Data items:
▼

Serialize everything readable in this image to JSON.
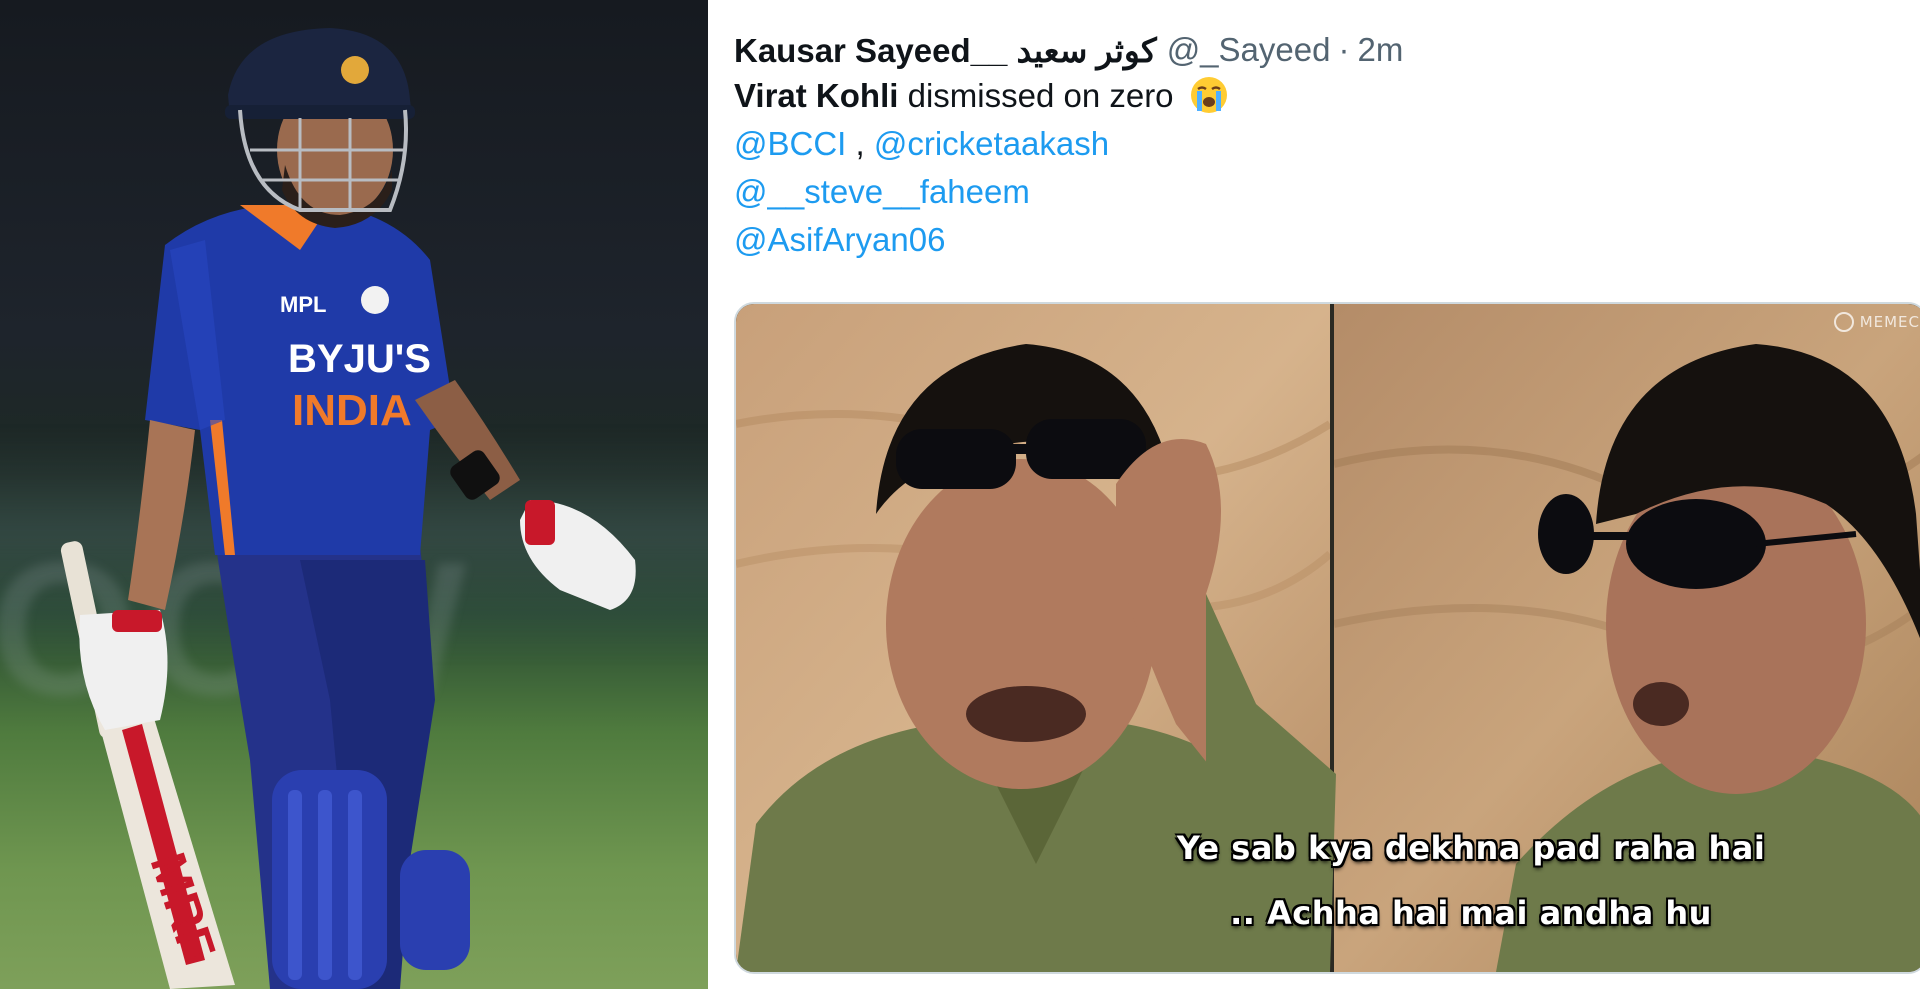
{
  "tweet": {
    "display_name": "Kausar Sayeed__ كوثر سعيد",
    "handle": "@_Sayeed",
    "separator": "·",
    "time": "2m",
    "more_menu": "·",
    "text_name": "Virat Kohli",
    "text_rest": " dismissed on zero",
    "emoji": "loudly-crying-face-emoji",
    "mentions": [
      "@BCCI",
      "@cricketaakash",
      "@__steve__faheem",
      "@AsifAryan06"
    ],
    "mention_comma": " , "
  },
  "meme": {
    "caption_line1": "Ye sab kya dekhna pad raha hai",
    "caption_line2": ".. Achha hai mai andha hu",
    "watermark": "MEMEC"
  },
  "photo": {
    "jersey_sponsor": "BYJU'S",
    "jersey_team": "INDIA",
    "jersey_kit": "MPL",
    "bat_brand": "MRF",
    "background_letters": "OCW"
  },
  "colors": {
    "mention_blue": "#1d9bf0",
    "jersey_blue": "#1f3aa8",
    "jersey_orange": "#f07a2a",
    "text_primary": "#0f1419",
    "text_secondary": "#536471"
  }
}
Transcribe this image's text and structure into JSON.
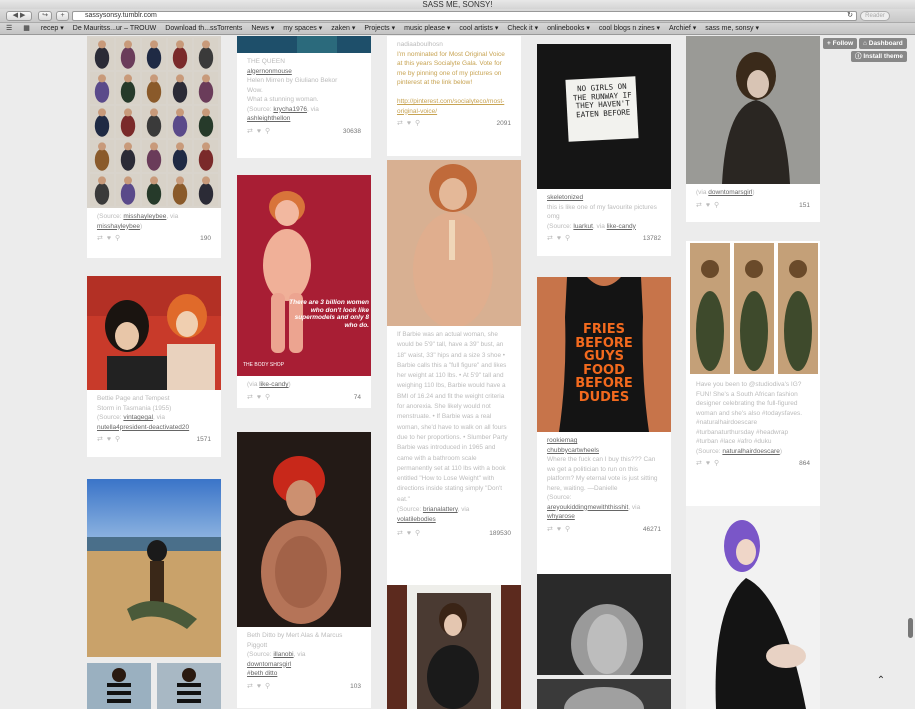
{
  "window": {
    "title": "SASS ME, SONSY!"
  },
  "toolbar": {
    "back_icon": "◀",
    "forward_icon": "▶",
    "share_icon": "↪",
    "new_tab_icon": "+",
    "url": "sassysonsy.tumblr.com",
    "reload_icon": "↻",
    "reader_label": "Reader"
  },
  "bookmarks": {
    "items": [
      "recep ▾",
      "De Mauritss...ur – TROUW",
      "Download th...ssTorrents",
      "News ▾",
      "my spaces ▾",
      "zaken ▾",
      "Projects ▾",
      "music please ▾",
      "cool artists ▾",
      "Check it ▾",
      "onlinebooks ▾",
      "cool blogs n zines ▾",
      "Archief ▾",
      "sass me, sonsy ▾"
    ]
  },
  "tumblr": {
    "follow_label": "+ Follow",
    "dashboard_label": "Dashboard",
    "install_label": "Install theme"
  },
  "posts": {
    "p1": {
      "src_pre": "(Source: ",
      "src1": "misshayleybee",
      "src_mid": ", via ",
      "src2": "misshayleybee",
      "src_post": ")",
      "notes": "190"
    },
    "p2": {
      "line1": "Bettie Page and Tempest",
      "line2": "Storm in Tasmania (1955)",
      "src_pre": "(Source: ",
      "src1": "vintagegal",
      "src_mid": ", via ",
      "src2": "nutella4president-deactivated20",
      "notes": "1571"
    },
    "p4": {
      "line1": "THE QUEEN",
      "link1": "algernonmouse",
      "line2": "Helen Mirren by Giuliano Bekor",
      "line3": "Wow.",
      "line4": "What a stunning woman.",
      "src_pre": "(Source: ",
      "src1": "krycha1976",
      "src_mid": ", via ",
      "src2": "ashleighthellon",
      "notes": "30638"
    },
    "p5": {
      "img_text1": "There are 3 billion women who don't look like supermodels and only 8 who do.",
      "img_text2": "THE BODY SHOP",
      "src_pre": "(via ",
      "src1": "like-candy",
      "src_post": ")",
      "notes": "74"
    },
    "p6": {
      "line1": "Beth Ditto by Mert Alas & Marcus",
      "line2": "Piggott",
      "src_pre": "(Source: ",
      "src1": "illanobi",
      "src_mid": ", via ",
      "src2": "downtomarsgirl",
      "tag": "#beth ditto",
      "notes": "103"
    },
    "p7": {
      "top": "nadiaaboulhosn",
      "line1": "I'm nominated for Most Original Voice at this years Socialyte Gala. Vote for me by pinning one of my pictures on pinterest at the link below!",
      "link": "http://pinterest.com/socialyteco/most-original-voice/",
      "notes": "2091"
    },
    "p8": {
      "text": "If Barbie was an actual woman, she would be 5'9\" tall, have a 39\" bust, an 18\" waist, 33\" hips and a size 3 shoe • Barbie calls this a \"full figure\" and likes her weight at 110 lbs. • At 5'9\" tall and weighing 110 lbs, Barbie would have a BMI of 16.24 and fit the weight criteria for anorexia. She likely would not menstruate. • If Barbie was a real woman, she'd have to walk on all fours due to her proportions. • Slumber Party Barbie was introduced in 1965 and came with a bathroom scale permanently set at 110 lbs with a book entitled \"How to Lose Weight\" with directions inside stating simply \"Don't eat.\"",
      "src_pre": "(Source: ",
      "src1": "brianalattery",
      "src_mid": ", via ",
      "src2": "volatilebodies",
      "notes": "189530"
    },
    "p10": {
      "sign": "NO GIRLS ON THE RUNWAY IF THEY HAVEN'T EATEN BEFORE",
      "link1": "skeletonized",
      "line1": "this is like one of my favourite pictures omg",
      "src_pre": "(Source: ",
      "src1": "luarkut",
      "src_mid": ", via ",
      "src2": "like-candy",
      "notes": "13782"
    },
    "p11": {
      "shirt": "FRIES BEFORE GUYS FOOD BEFORE DUDES",
      "link1": "rookiemag",
      "link2": "chubbycartwheels",
      "line1": "Where the fuck can I buy this??? Can we get a politician to run on this platform? My eternal vote is just sitting here, waiting. —Danielle",
      "src_pre": "(Source: ",
      "src1": "areyoukiddingmewiththisshit",
      "src_mid": ", via ",
      "src2": "whyarose",
      "notes": "46271"
    },
    "p13": {
      "src_pre": "(via ",
      "src1": "downtomarsgirl",
      "src_post": ")",
      "notes": "151"
    },
    "p14": {
      "text": "Have you been to @studiodiva's IG? FUN! She's a South African fashion designer celebrating the full-figured woman and she's also #todaysfaves. #naturalhairdoescare #turbanaturthursday #headwrap #turban #lace #afro #duku",
      "src_pre": "(Source: ",
      "src1": "naturalhairdoescare",
      "src_post": ")",
      "notes": "864"
    }
  },
  "icons": {
    "reblog": "reblog-icon",
    "like": "heart-icon",
    "search": "magnify-icon"
  },
  "scroll_top_icon": "⌃"
}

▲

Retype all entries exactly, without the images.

Serialize everything readable in this image to JSON.
{
  "tweet": {
    "display_name": "Kausar Sayeed__ كوثر سعيد",
    "handle": "@_Sayeed",
    "separator": "·",
    "time": "2m",
    "more_menu": "·",
    "text_name": "Virat Kohli",
    "text_rest": " dismissed on zero",
    "emoji": "loudly-crying-face-emoji",
    "mentions": [
      "@BCCI",
      "@cricketaakash",
      "@__steve__faheem",
      "@AsifAryan06"
    ],
    "mention_comma": " , "
  },
  "meme": {
    "caption_line1": "Ye sab kya dekhna pad raha hai",
    "caption_line2": ".. Achha hai mai andha hu",
    "watermark": "MEMEC"
  },
  "photo": {
    "jersey_sponsor": "BYJU'S",
    "jersey_team": "INDIA",
    "jersey_kit": "MPL",
    "bat_brand": "MRF",
    "background_letters": "OCW"
  },
  "colors": {
    "mention_blue": "#1d9bf0",
    "jersey_blue": "#1f3aa8",
    "jersey_orange": "#f07a2a",
    "text_primary": "#0f1419",
    "text_secondary": "#536471"
  }
}
Transcribe this image's text and structure into JSON.
{
  "window": {
    "title": "SASS ME, SONSY!"
  },
  "toolbar": {
    "back_icon": "◀",
    "forward_icon": "▶",
    "share_icon": "↪",
    "new_tab_icon": "+",
    "url": "sassysonsy.tumblr.com",
    "reload_icon": "↻",
    "reader_label": "Reader"
  },
  "bookmarks": {
    "items": [
      "recep ▾",
      "De Mauritss...ur – TROUW",
      "Download th...ssTorrents",
      "News ▾",
      "my spaces ▾",
      "zaken ▾",
      "Projects ▾",
      "music please ▾",
      "cool artists ▾",
      "Check it ▾",
      "onlinebooks ▾",
      "cool blogs n zines ▾",
      "Archief ▾",
      "sass me, sonsy ▾"
    ]
  },
  "tumblr": {
    "follow_label": "+ Follow",
    "dashboard_label": "Dashboard",
    "install_label": "Install theme"
  },
  "posts": {
    "p1": {
      "src_pre": "(Source: ",
      "src1": "misshayleybee",
      "src_mid": ", via ",
      "src2": "misshayleybee",
      "src_post": ")",
      "notes": "190"
    },
    "p2": {
      "line1": "Bettie Page and Tempest",
      "line2": "Storm in Tasmania (1955)",
      "src_pre": "(Source: ",
      "src1": "vintagegal",
      "src_mid": ", via ",
      "src2": "nutella4president-deactivated20",
      "notes": "1571"
    },
    "p4": {
      "line1": "THE QUEEN",
      "link1": "algernonmouse",
      "line2": "Helen Mirren by Giuliano Bekor",
      "line3": "Wow.",
      "line4": "What a stunning woman.",
      "src_pre": "(Source: ",
      "src1": "krycha1976",
      "src_mid": ", via ",
      "src2": "ashleighthellon",
      "notes": "30638"
    },
    "p5": {
      "img_text1": "There are 3 billion women who don't look like supermodels and only 8 who do.",
      "img_text2": "THE BODY SHOP",
      "src_pre": "(via ",
      "src1": "like-candy",
      "src_post": ")",
      "notes": "74"
    },
    "p6": {
      "line1": "Beth Ditto by Mert Alas & Marcus",
      "line2": "Piggott",
      "src_pre": "(Source: ",
      "src1": "illanobi",
      "src_mid": ", via ",
      "src2": "downtomarsgirl",
      "tag": "#beth ditto",
      "notes": "103"
    },
    "p7": {
      "top": "nadiaaboulhosn",
      "line1": "I'm nominated for Most Original Voice at this years Socialyte Gala. Vote for me by pinning one of my pictures on pinterest at the link below!",
      "link": "http://pinterest.com/socialyteco/most-original-voice/",
      "notes": "2091"
    },
    "p8": {
      "text": "If Barbie was an actual woman, she would be 5'9\" tall, have a 39\" bust, an 18\" waist, 33\" hips and a size 3 shoe • Barbie calls this a \"full figure\" and likes her weight at 110 lbs. • At 5'9\" tall and weighing 110 lbs, Barbie would have a BMI of 16.24 and fit the weight criteria for anorexia. She likely would not menstruate. • If Barbie was a real woman, she'd have to walk on all fours due to her proportions. • Slumber Party Barbie was introduced in 1965 and came with a bathroom scale permanently set at 110 lbs with a book entitled \"How to Lose Weight\" with directions inside stating simply \"Don't eat.\"",
      "src_pre": "(Source: ",
      "src1": "brianalattery",
      "src_mid": ", via ",
      "src2": "volatilebodies",
      "notes": "189530"
    },
    "p10": {
      "sign": "NO GIRLS ON THE RUNWAY IF THEY HAVEN'T EATEN BEFORE",
      "link1": "skeletonized",
      "line1": "this is like one of my favourite pictures omg",
      "src_pre": "(Source: ",
      "src1": "luarkut",
      "src_mid": ", via ",
      "src2": "like-candy",
      "notes": "13782"
    },
    "p11": {
      "shirt": "FRIES BEFORE GUYS FOOD BEFORE DUDES",
      "link1": "rookiemag",
      "link2": "chubbycartwheels",
      "line1": "Where the fuck can I buy this??? Can we get a politician to run on this platform? My eternal vote is just sitting here, waiting. —Danielle",
      "src_pre": "(Source: ",
      "src1": "areyoukiddingmewiththisshit",
      "src_mid": ", via ",
      "src2": "whyarose",
      "notes": "46271"
    },
    "p13": {
      "src_pre": "(via ",
      "src1": "downtomarsgirl",
      "src_post": ")",
      "notes": "151"
    },
    "p14": {
      "text": "Have you been to @studiodiva's IG? FUN! She's a South African fashion designer celebrating the full-figured woman and she's also #todaysfaves. #naturalhairdoescare #turbanaturthursday #headwrap #turban #lace #afro #duku",
      "src_pre": "(Source: ",
      "src1": "naturalhairdoescare",
      "src_post": ")",
      "notes": "864"
    }
  },
  "icons": {
    "reblog": "reblog-icon",
    "like": "heart-icon",
    "search": "magnify-icon"
  },
  "scroll_top_icon": "⌃"
}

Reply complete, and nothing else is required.